**Task item**
Compute how many lines below contain the word "Juventus" and respond with that number only.

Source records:
--- --- ---

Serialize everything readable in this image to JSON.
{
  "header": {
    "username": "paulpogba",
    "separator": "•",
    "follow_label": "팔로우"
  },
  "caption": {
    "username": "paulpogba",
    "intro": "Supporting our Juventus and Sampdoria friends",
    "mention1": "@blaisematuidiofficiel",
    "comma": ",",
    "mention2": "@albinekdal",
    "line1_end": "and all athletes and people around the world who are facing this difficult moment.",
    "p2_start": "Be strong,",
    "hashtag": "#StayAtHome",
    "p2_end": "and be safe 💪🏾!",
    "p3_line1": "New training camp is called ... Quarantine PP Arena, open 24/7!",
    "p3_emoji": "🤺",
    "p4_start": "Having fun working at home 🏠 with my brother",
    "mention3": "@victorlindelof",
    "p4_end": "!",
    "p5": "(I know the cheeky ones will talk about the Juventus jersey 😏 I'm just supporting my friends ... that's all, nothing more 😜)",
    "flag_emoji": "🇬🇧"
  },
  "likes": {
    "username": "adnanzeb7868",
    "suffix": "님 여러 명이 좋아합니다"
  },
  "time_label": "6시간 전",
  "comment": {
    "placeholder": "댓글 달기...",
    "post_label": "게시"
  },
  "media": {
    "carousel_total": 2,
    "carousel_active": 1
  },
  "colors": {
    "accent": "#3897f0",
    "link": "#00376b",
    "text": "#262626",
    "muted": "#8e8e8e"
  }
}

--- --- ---

**Solution below**
2